A 2005 study of third-year medical students showed that in a majority of cases where their patients died during their internal medicine rotation, the medical team never brought up death. When they did it was treated only in terms of medical technicalities. The attending physicians only mentioned emotional issues in six of 27 cases.
One physician thinking and writing on the subject created the seminal book, How To Break Bad News: A Guide For Health Care Professionals. In it, Robert Buckman, a Toronto oncologist, outlines six steps in giving out bad news. He starts with setting the scene in a quiet place. Seems pretty obvious to me, but physicians are so focused away from emotions and feelings that the whole thing was ignored until recently. "Hey, pal. You're dying," might have been acceptable for specialists before doctors were expected to be sensitive. Only those Norman Rockwell doctors with the neat, black leather bags, Drs. Welby and Kildare, could do it better.

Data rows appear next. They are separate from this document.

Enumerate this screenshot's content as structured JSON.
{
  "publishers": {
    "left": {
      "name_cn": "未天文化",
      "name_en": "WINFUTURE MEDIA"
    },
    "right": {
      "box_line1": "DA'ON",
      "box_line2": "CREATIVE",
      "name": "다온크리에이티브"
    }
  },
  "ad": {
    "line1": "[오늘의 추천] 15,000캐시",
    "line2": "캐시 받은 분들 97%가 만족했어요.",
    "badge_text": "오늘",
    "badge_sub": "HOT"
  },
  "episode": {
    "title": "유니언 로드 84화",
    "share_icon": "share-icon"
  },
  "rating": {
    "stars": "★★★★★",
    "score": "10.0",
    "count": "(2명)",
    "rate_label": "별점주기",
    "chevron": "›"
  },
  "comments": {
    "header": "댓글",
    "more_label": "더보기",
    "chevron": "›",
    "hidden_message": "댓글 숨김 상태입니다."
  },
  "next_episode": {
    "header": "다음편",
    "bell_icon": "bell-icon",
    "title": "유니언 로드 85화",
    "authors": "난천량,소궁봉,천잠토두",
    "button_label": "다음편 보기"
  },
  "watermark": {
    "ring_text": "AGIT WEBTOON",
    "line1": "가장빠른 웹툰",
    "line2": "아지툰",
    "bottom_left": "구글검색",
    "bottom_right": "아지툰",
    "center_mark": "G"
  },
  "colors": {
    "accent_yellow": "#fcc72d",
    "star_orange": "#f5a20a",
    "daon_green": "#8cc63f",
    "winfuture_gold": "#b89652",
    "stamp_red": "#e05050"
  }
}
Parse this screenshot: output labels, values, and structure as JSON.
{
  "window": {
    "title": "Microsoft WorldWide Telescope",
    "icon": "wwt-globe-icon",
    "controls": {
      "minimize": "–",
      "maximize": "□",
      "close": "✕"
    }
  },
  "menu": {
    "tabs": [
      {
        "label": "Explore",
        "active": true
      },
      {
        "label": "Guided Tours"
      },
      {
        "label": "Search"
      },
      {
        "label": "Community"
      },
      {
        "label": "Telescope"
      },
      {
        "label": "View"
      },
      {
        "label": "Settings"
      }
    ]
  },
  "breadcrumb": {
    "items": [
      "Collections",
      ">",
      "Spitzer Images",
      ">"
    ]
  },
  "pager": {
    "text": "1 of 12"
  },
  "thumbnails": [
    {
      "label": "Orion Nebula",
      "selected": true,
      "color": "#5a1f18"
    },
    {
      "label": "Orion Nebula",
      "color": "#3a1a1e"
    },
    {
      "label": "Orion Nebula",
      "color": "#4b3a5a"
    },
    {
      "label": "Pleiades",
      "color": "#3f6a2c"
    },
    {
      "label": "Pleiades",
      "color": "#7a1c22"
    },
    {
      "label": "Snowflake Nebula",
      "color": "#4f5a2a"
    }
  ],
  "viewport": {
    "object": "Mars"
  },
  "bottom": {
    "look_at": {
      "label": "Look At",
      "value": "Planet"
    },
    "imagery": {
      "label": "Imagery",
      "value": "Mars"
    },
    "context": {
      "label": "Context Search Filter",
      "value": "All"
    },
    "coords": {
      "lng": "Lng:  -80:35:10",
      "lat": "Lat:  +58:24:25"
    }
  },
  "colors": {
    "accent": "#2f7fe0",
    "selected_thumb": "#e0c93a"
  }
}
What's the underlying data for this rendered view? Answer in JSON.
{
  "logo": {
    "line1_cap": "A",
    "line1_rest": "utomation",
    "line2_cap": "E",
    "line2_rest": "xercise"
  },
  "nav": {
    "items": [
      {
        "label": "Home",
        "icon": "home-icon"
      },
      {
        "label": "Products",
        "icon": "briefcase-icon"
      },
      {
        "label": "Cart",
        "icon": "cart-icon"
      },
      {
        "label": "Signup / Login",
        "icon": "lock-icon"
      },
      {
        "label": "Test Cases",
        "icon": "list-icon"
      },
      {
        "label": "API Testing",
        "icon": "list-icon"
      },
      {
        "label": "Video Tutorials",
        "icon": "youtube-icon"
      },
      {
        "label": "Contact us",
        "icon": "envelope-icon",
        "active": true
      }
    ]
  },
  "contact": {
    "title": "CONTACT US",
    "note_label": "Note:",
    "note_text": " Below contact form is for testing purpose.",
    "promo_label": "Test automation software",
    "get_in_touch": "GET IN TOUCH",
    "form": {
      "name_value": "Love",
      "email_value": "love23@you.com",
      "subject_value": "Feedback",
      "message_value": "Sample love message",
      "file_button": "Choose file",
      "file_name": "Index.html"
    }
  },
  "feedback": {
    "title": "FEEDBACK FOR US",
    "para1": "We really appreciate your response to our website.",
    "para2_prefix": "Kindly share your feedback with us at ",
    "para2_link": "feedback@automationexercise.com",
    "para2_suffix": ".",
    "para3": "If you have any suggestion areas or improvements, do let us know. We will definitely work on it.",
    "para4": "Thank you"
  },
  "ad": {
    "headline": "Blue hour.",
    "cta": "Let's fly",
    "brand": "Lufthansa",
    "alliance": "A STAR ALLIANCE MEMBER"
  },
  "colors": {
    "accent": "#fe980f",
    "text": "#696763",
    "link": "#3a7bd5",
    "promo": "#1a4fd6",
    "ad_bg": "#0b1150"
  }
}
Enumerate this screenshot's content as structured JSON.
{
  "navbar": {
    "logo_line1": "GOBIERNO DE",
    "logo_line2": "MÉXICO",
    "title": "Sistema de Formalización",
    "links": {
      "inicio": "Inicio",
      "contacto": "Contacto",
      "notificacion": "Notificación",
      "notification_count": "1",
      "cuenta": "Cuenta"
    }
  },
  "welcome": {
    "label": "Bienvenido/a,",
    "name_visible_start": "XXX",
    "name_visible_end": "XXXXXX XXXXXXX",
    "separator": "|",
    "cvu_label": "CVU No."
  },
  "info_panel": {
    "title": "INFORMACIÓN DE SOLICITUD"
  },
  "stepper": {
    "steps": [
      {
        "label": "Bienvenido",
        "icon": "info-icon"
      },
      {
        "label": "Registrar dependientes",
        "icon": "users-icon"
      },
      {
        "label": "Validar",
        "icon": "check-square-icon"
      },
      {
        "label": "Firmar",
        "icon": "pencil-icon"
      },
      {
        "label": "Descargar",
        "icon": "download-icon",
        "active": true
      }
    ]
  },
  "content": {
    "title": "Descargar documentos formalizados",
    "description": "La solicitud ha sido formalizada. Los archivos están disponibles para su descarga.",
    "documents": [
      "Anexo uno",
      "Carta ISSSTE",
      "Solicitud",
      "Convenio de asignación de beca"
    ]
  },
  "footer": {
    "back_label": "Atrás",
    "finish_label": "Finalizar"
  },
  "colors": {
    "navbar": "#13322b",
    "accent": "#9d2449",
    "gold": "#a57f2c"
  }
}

Dennis Novak, Dean at the Drexel (Philadelphia) School of Medicine related how he had taught himself the practice of giving bad news. "There was one patient who asked me, 'Am I dying?,' and I just said, 'Yes.' I would never say that now." Novak and colleagues at Drexel recently received $200,000 to create "Doc.com", which is making 40 videos that can be downloaded and used at medical schools where scenarios are made using experts and actors posing as patients to start discussions relating to patients and families during these crisis.
But doctors say that no matter how seasoned, some reactions can't be anticipated. "My colleague told a family that their mother was very sick, and the son had a heart attack in her office," says David Muller, dean of Mount Sinai Medical School in New York.
Like many areas where sensitivity is needed in the medical profession, it's about time for a start.